Multidisciplinary Spine & Pain Committee
Experts from Saint Luke's Spine Surgery Program and Saint Luke’s Marion Bloch Neuroscience Institute meet on a regular basis to review spine and spinal pain cases. Our Multidisciplinary Spine & Pain Committee members consider surgical and nonsurgical treatment options. The committee’s combined recommendations are then forwarded to the patient and the referring physician.
The Committee includes
Pain Management physicians
Advanced practice providers
- Emily Beerman, NP
- Vinesha Byers, PA
- Sarah Orscheln, PA
- Bernadette Schwan, NP
- Jamie Sloan, PA
- Kelly Wemhoff, PA
Spine Center patient care navigators
- Ashley Henderson, RN, BSN
- Jaclyn Sloan, RN, BSN
The Multidisciplinary Spine & Pain Committee members collaborate throughout the patient’s treatment to ensure seamless coordination of care. Because each specialist plays a different role, ours is a true multidisciplinary model of diagnosis, treatment, and support.
- Neurosurgeons provide a range of surgical techniques for the treatment of spinal disorders, such as minimally invasive spine surgery, complex spine surgery, and artificial cervical disc replacements.

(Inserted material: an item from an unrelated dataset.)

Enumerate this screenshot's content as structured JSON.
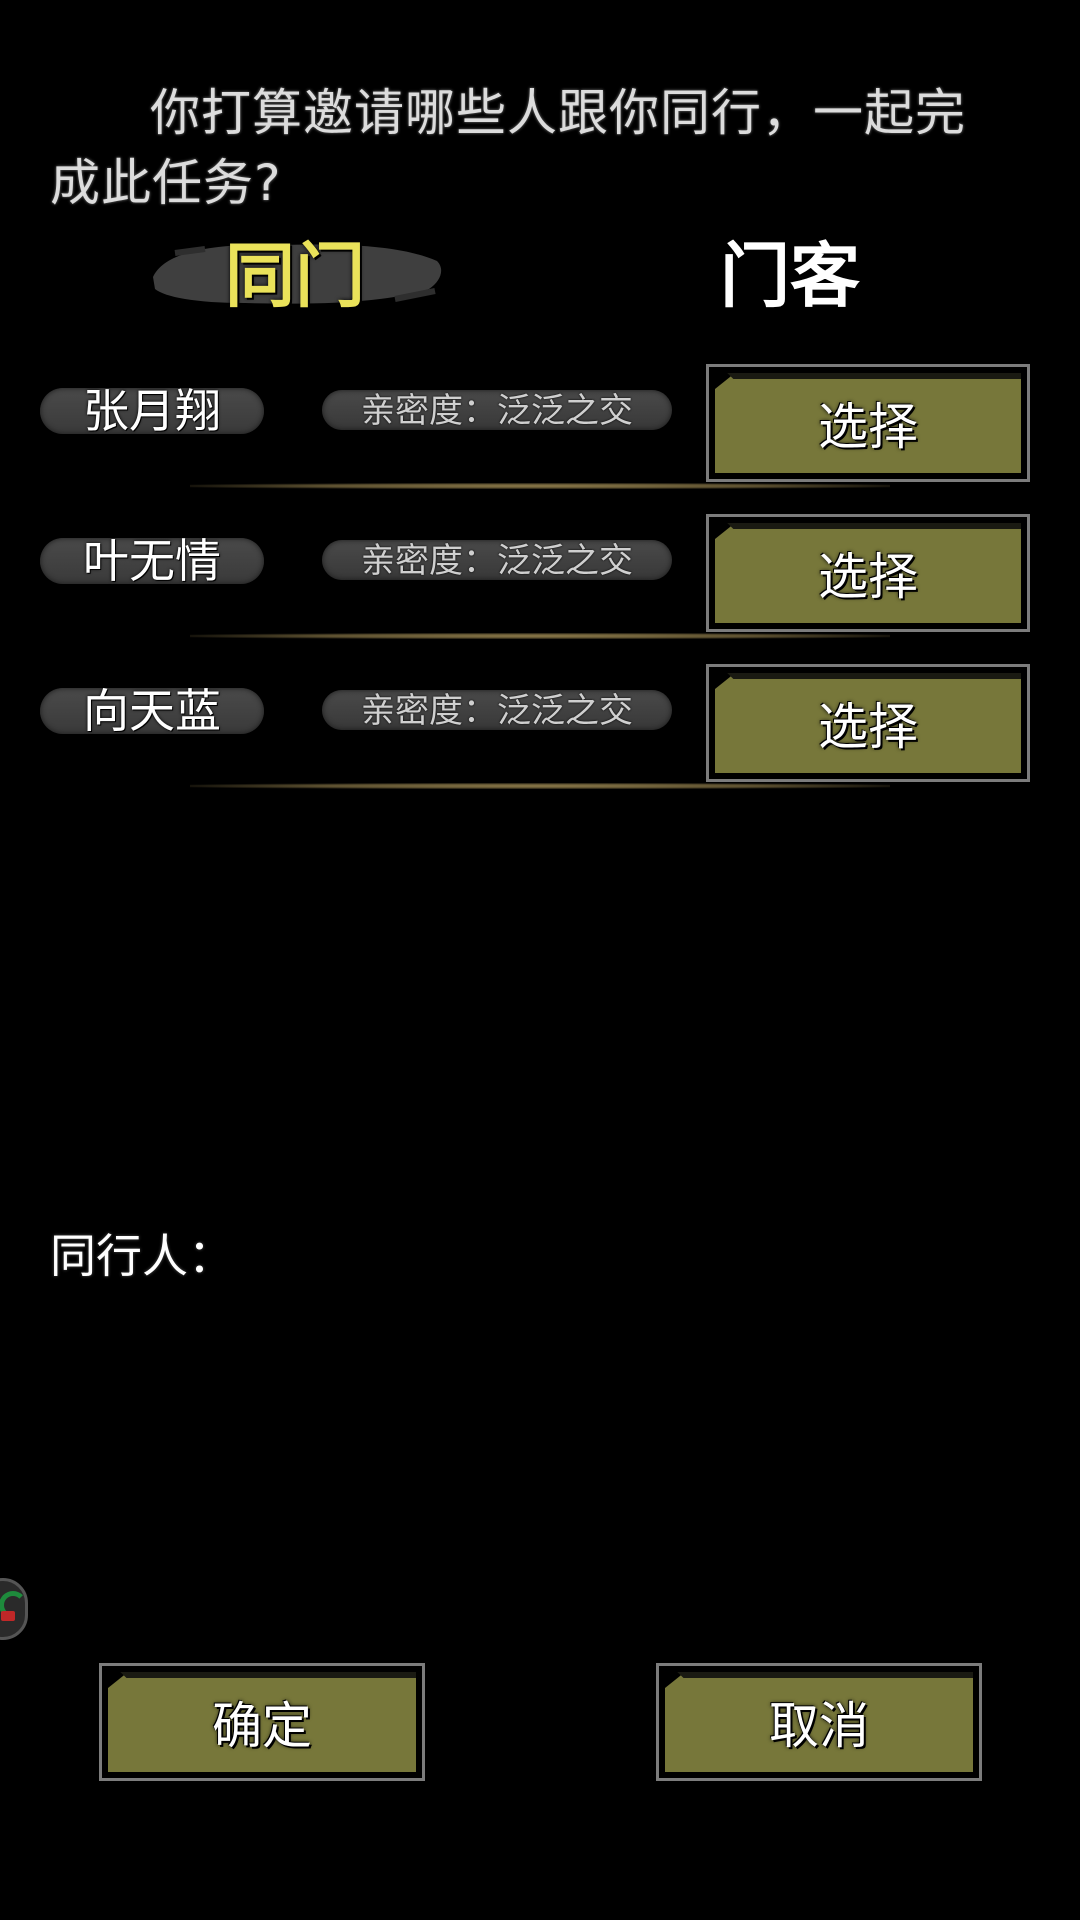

- Neuroradiologists utilize the latest imaging methods, including MRI and CT, to evaluate spinal pathology and deformity.
- Physiatrists coordinate the non-invasive, non-operative management of patients with neck and back pain, with the help of a team of physical and occupational therapists.

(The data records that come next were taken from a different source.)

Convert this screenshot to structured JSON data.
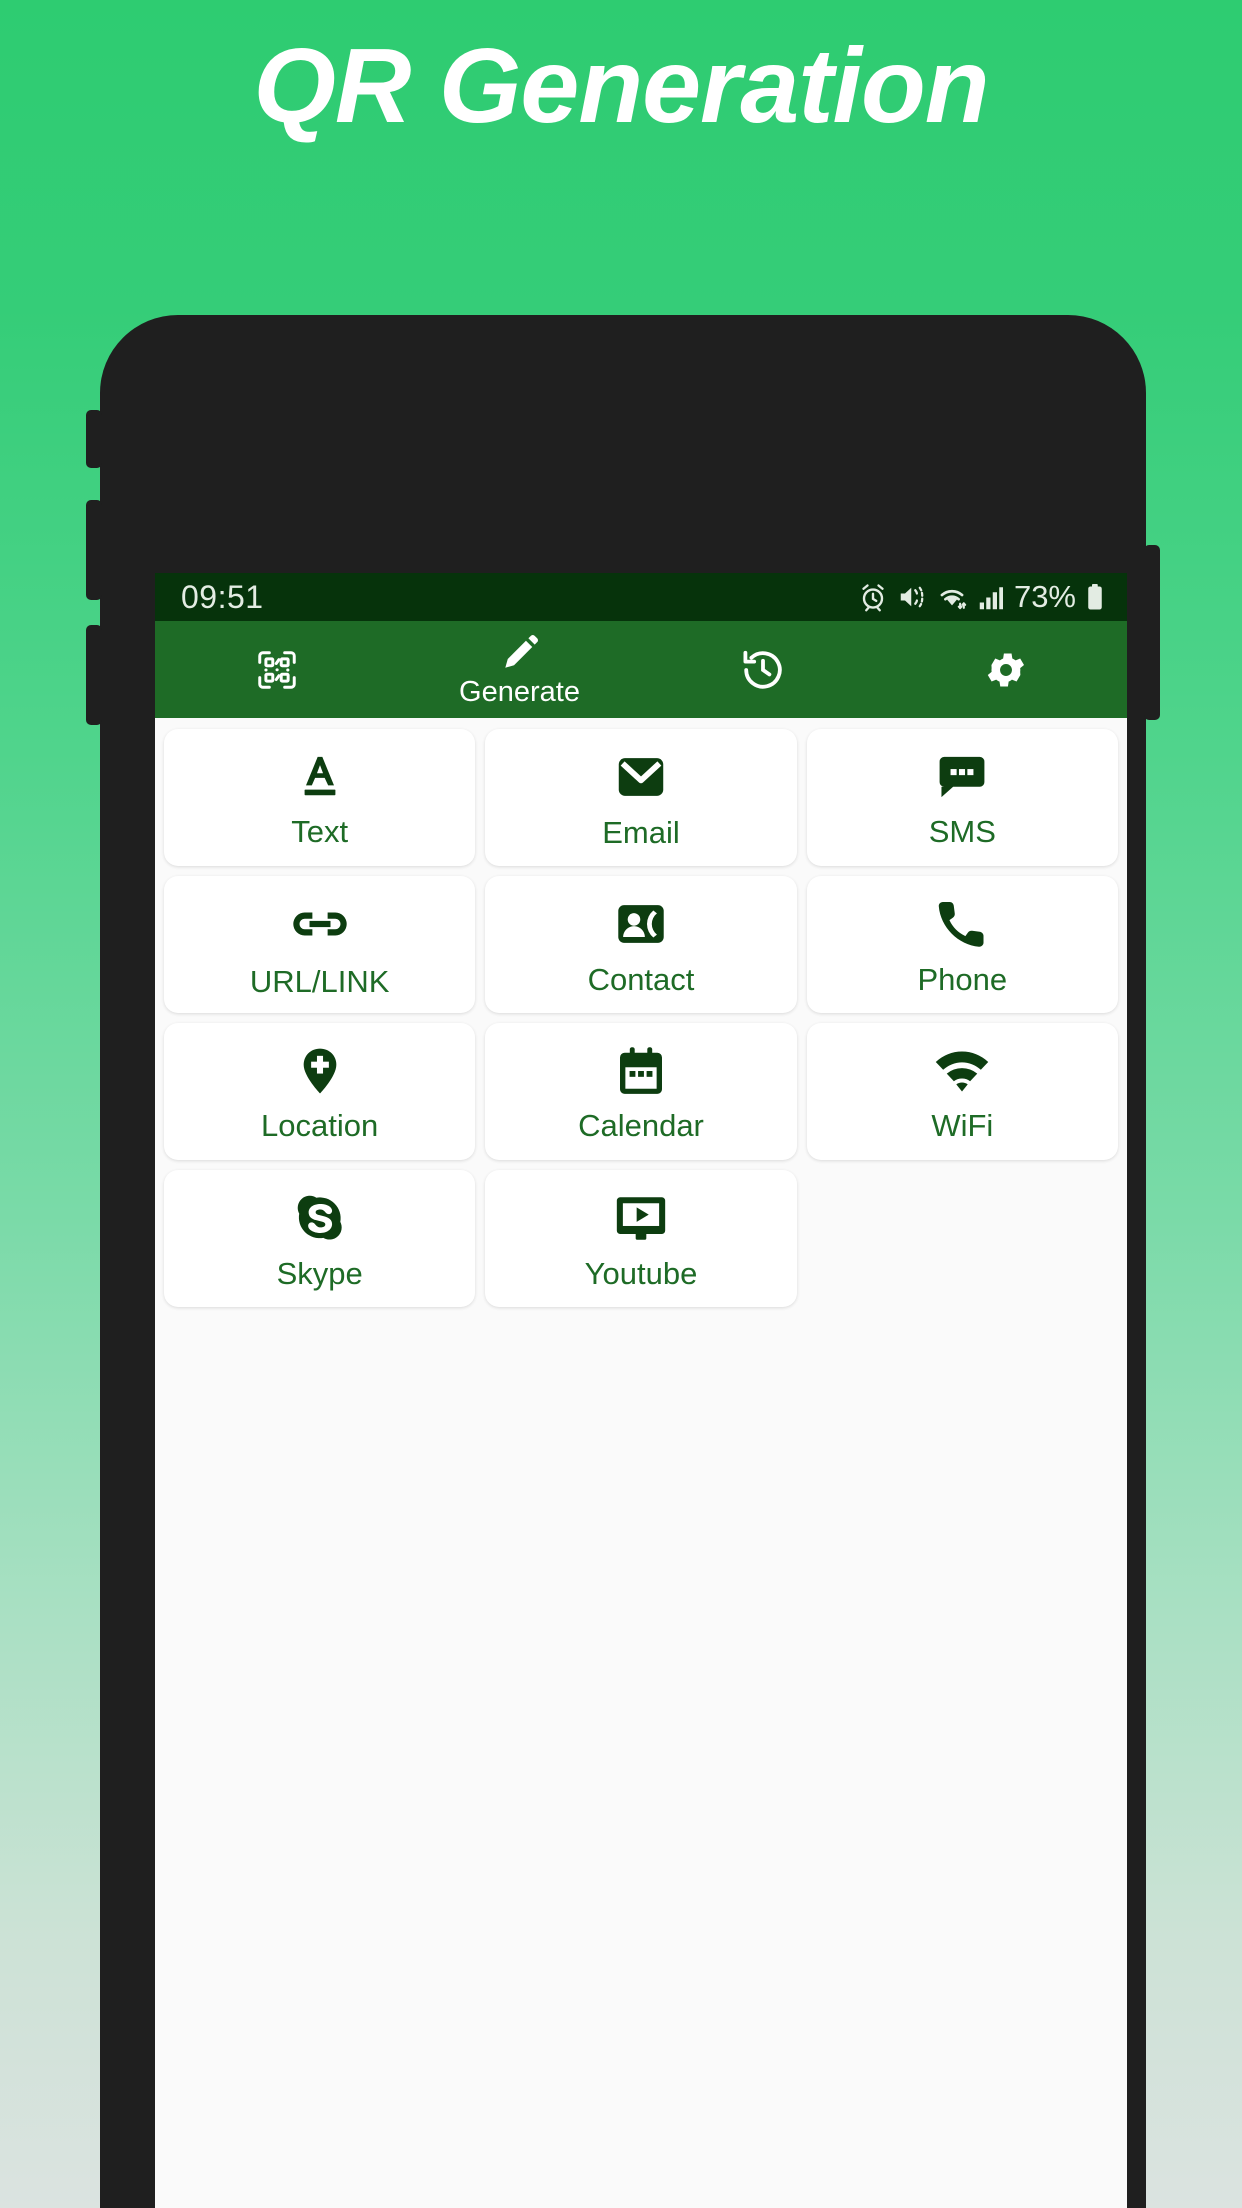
{
  "page": {
    "title": "QR Generation"
  },
  "statusbar": {
    "time": "09:51",
    "battery_percent": "73%",
    "icons": [
      "alarm-icon",
      "mute-vibrate-icon",
      "wifi-icon",
      "signal-bars-icon",
      "battery-icon"
    ]
  },
  "toolbar": {
    "background": "#1e6b26",
    "items": [
      {
        "icon": "qr-scan-icon",
        "label": ""
      },
      {
        "icon": "pencil-icon",
        "label": "Generate"
      },
      {
        "icon": "history-icon",
        "label": ""
      },
      {
        "icon": "gear-icon",
        "label": ""
      }
    ]
  },
  "grid": {
    "accent": "#0d3d10",
    "label_color": "#1e6b26",
    "tiles": [
      {
        "label": "Text",
        "icon": "text-a-icon"
      },
      {
        "label": "Email",
        "icon": "envelope-icon"
      },
      {
        "label": "SMS",
        "icon": "chat-bubble-icon"
      },
      {
        "label": "URL/LINK",
        "icon": "link-chain-icon"
      },
      {
        "label": "Contact",
        "icon": "contact-card-icon"
      },
      {
        "label": "Phone",
        "icon": "phone-handset-icon"
      },
      {
        "label": "Location",
        "icon": "map-pin-plus-icon"
      },
      {
        "label": "Calendar",
        "icon": "calendar-icon"
      },
      {
        "label": "WiFi",
        "icon": "wifi-icon"
      },
      {
        "label": "Skype",
        "icon": "skype-icon"
      },
      {
        "label": "Youtube",
        "icon": "youtube-monitor-icon"
      }
    ]
  },
  "theme": {
    "bg_top": "#2ecc71",
    "bg_bottom": "#dbe3e0",
    "phone_body": "#1f1f1f",
    "statusbar_bg": "#06330b",
    "toolbar_bg": "#1e6b26",
    "icon_dark_green": "#0d3d10"
  }
}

- Pain Management physicians offer the latest in spinal and soft tissue injections to help diagnose and treat spine-related pain. They also help coordinate alternative treatment options such as acupuncture.

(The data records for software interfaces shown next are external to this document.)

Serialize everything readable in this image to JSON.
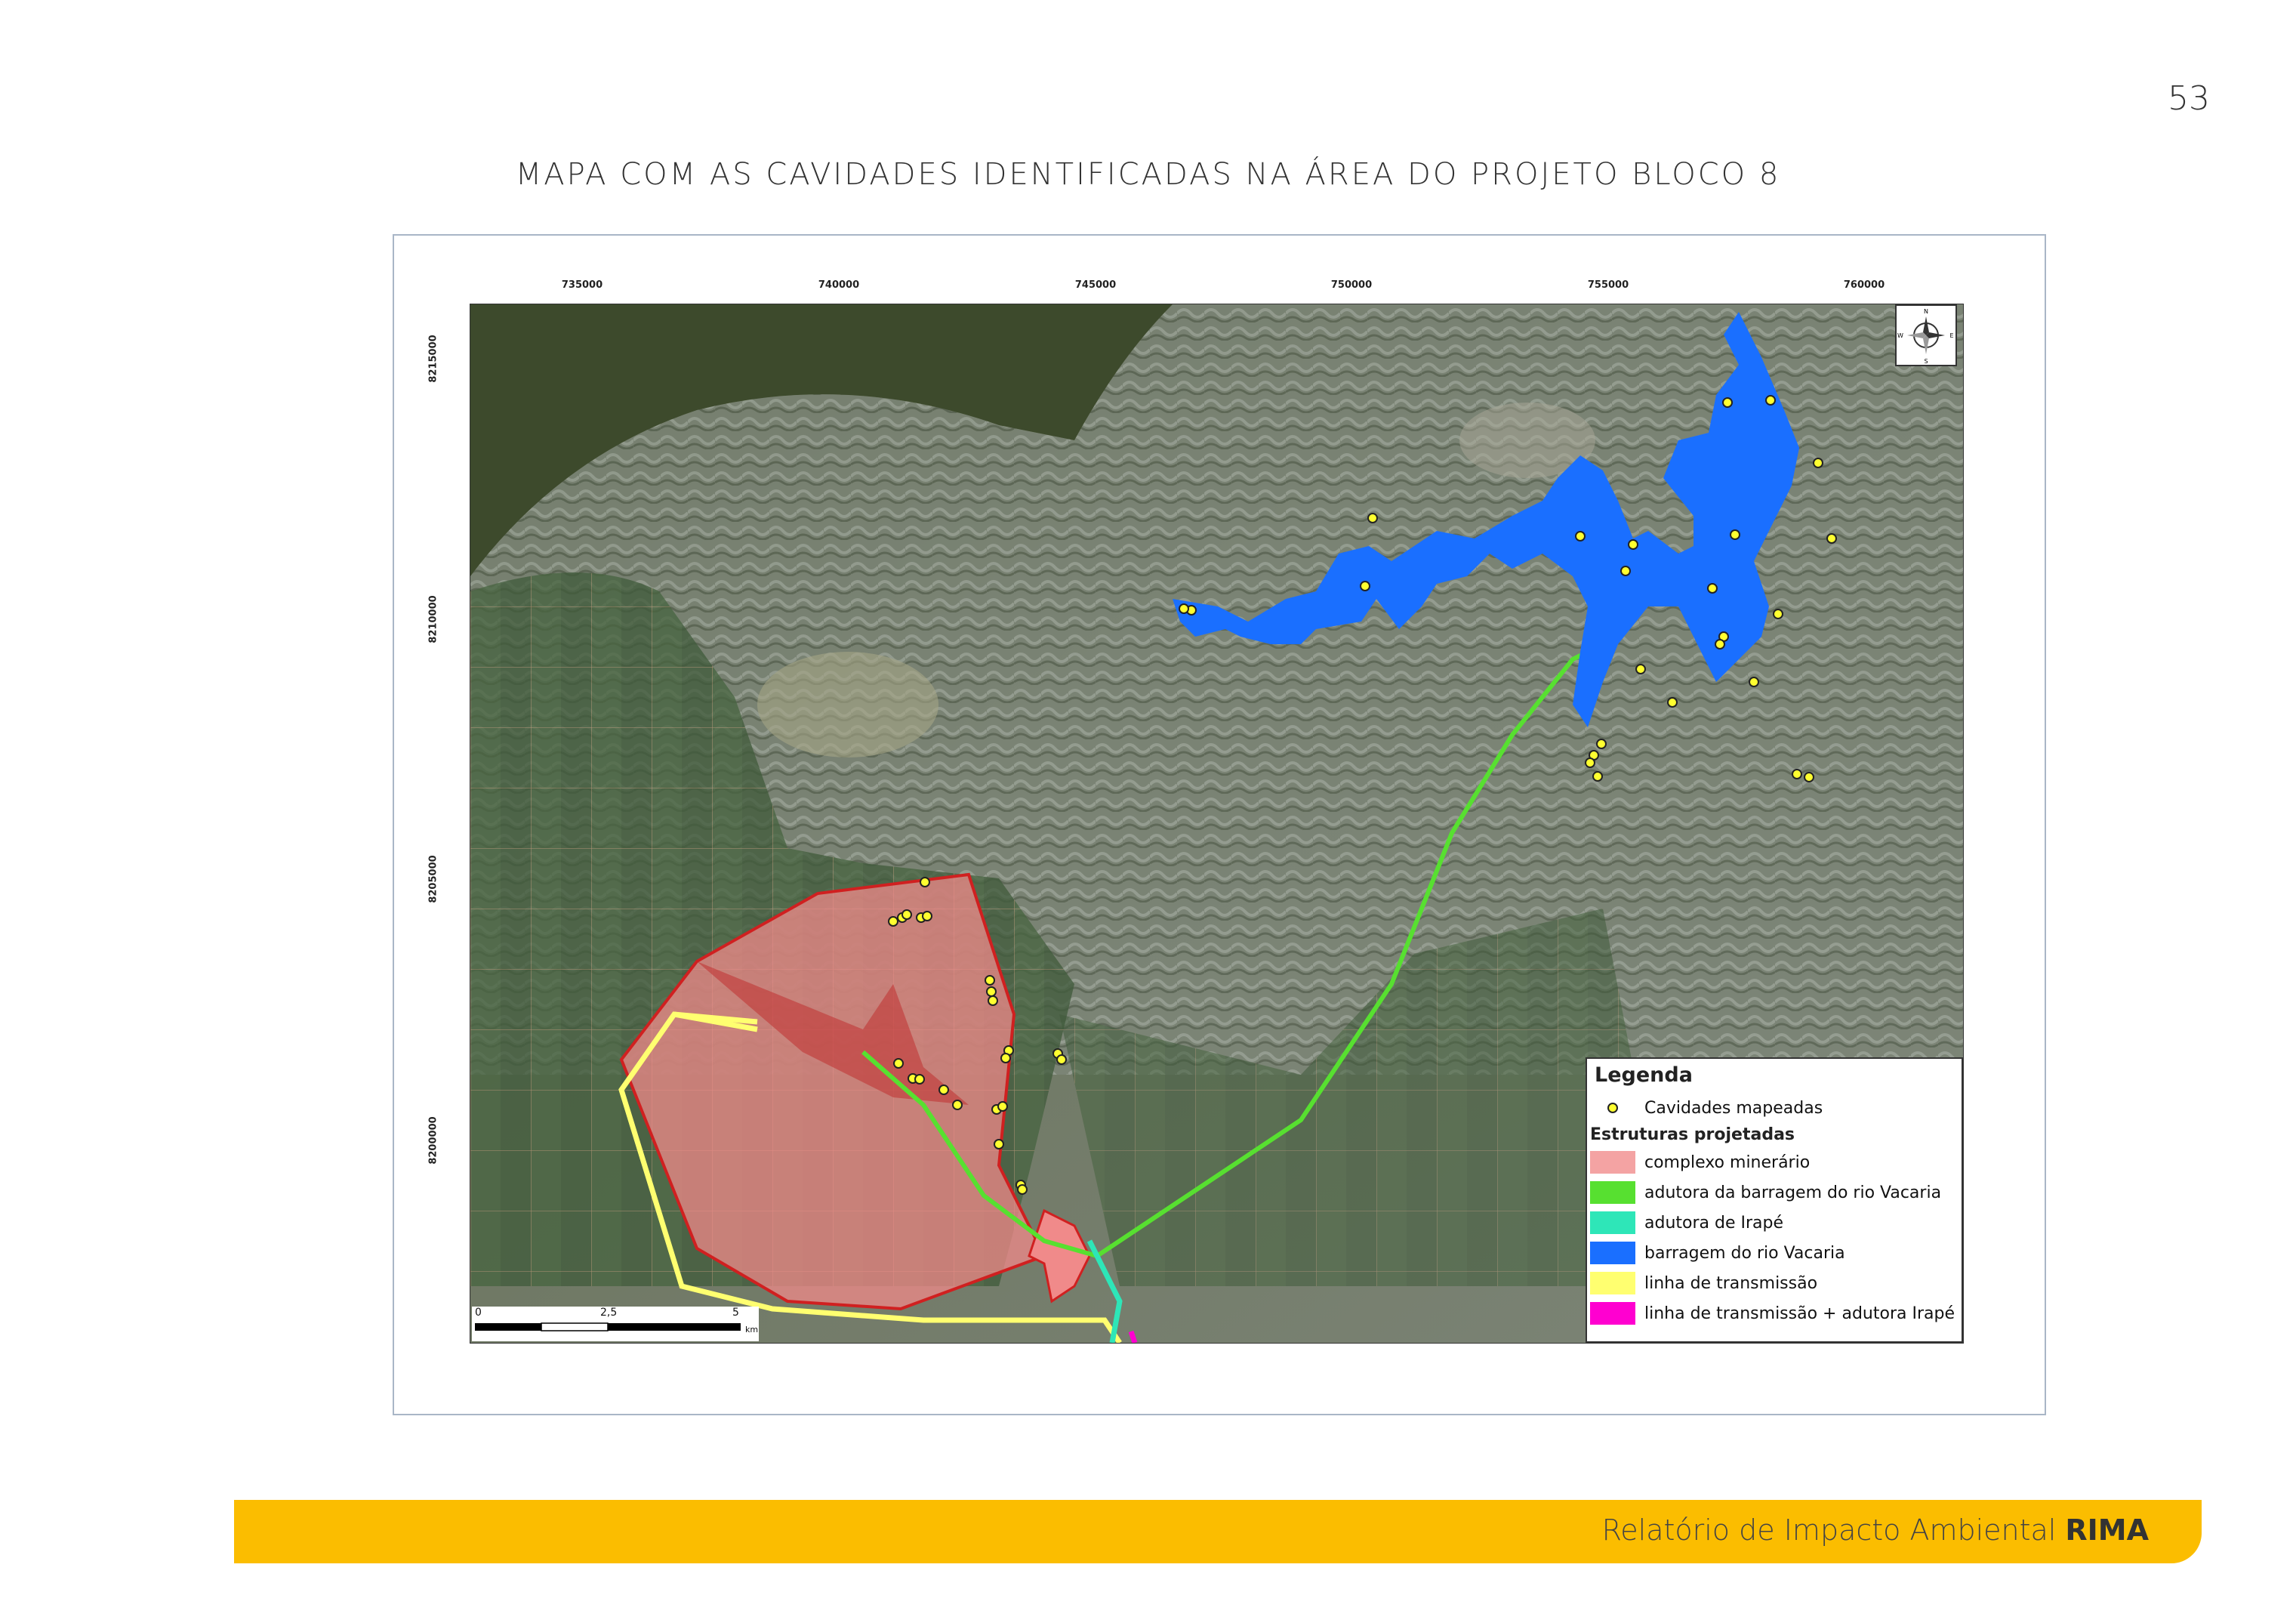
{
  "page": {
    "number": "53",
    "title": "MAPA COM AS CAVIDADES IDENTIFICADAS NA ÁREA DO PROJETO BLOCO 8"
  },
  "map": {
    "x_ticks": [
      "735000",
      "740000",
      "745000",
      "750000",
      "755000",
      "760000"
    ],
    "y_ticks": [
      "8215000",
      "8210000",
      "8205000",
      "8200000"
    ],
    "scale": {
      "labels": [
        "0",
        "2,5",
        "5"
      ],
      "unit": "km"
    },
    "north_arrow_icon": "compass-rose-icon"
  },
  "legend": {
    "title": "Legenda",
    "points_label": "Cavidades mapeadas",
    "section_title": "Estruturas projetadas",
    "items": [
      {
        "label": "complexo minerário",
        "color": "#f4a3a3"
      },
      {
        "label": "adutora da barragem do rio Vacaria",
        "color": "#57e030"
      },
      {
        "label": "adutora de Irapé",
        "color": "#2ee6b8"
      },
      {
        "label": "barragem do rio Vacaria",
        "color": "#1a6fff"
      },
      {
        "label": "linha de transmissão",
        "color": "#ffff70"
      },
      {
        "label": "linha de transmissão + adutora Irapé",
        "color": "#ff00d0"
      }
    ]
  },
  "footer": {
    "text": "Relatório de Impacto Ambiental",
    "strong": "RIMA"
  }
}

- Advanced practice providers work closely with neurosurgeons to support and coordinate patient care before and after surgery.
- Patient care navigators support and coordinate patient care before and after surgery
- Intraoperative neurophysiologic monitoring (IOM)—Under the guidance of a neurologist, a team monitors signals in the brain, spinal cord, and nerves, decreasing the risk of injury to these structures during surgery